Please tally how many lines in the entries below include the word "avatar", giving only the number.
•••
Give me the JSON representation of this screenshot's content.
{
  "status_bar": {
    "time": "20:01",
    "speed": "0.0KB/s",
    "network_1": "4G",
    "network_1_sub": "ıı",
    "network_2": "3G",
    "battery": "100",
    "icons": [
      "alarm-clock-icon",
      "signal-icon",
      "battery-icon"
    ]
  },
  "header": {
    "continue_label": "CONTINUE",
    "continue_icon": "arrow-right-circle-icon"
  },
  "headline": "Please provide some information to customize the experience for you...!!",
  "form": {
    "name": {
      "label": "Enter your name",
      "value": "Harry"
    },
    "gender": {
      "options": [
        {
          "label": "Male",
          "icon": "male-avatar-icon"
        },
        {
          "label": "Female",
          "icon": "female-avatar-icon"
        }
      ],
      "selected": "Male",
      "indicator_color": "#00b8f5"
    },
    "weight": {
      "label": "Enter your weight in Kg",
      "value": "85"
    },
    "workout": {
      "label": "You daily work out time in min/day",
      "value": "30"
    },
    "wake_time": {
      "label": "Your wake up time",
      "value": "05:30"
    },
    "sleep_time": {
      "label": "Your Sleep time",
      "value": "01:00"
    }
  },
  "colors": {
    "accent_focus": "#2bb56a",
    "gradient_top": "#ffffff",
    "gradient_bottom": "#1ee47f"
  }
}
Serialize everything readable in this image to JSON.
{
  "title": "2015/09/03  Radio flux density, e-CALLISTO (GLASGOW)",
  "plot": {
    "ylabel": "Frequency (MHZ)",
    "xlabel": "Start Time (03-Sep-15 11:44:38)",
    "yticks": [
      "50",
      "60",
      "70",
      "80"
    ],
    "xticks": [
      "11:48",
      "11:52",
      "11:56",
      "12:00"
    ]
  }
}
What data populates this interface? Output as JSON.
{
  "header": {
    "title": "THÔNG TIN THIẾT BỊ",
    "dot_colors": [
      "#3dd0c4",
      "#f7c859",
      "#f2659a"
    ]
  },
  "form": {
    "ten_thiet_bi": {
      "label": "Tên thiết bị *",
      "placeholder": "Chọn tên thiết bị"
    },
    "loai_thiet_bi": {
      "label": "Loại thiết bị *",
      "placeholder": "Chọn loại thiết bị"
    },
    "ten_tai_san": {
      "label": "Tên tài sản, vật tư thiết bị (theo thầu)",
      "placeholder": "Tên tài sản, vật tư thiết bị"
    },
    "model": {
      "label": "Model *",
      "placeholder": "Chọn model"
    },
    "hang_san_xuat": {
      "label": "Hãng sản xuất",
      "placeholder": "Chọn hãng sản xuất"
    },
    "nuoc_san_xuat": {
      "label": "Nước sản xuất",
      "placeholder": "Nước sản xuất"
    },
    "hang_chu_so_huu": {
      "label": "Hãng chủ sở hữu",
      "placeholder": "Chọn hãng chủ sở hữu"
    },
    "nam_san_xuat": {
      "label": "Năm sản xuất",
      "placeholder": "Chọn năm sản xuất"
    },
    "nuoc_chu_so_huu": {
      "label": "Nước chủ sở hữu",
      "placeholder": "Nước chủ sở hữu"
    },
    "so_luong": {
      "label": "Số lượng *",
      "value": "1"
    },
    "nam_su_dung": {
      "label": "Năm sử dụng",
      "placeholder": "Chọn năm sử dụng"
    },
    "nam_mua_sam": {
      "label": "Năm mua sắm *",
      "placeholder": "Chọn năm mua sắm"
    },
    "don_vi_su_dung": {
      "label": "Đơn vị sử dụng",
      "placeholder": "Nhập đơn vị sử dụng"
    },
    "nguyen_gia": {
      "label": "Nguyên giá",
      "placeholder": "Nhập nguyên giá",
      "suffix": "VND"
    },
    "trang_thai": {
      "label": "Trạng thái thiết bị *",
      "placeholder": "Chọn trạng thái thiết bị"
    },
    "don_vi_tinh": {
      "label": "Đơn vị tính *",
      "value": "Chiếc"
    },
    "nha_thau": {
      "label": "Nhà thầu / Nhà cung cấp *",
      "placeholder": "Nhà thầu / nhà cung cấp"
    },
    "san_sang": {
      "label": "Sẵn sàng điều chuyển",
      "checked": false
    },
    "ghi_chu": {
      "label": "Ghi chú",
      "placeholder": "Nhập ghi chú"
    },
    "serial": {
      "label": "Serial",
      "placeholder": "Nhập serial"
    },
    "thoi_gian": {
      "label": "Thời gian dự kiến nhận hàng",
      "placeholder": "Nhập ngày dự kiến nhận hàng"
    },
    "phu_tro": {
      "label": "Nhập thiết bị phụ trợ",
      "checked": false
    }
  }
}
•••
Result of the exercise — 2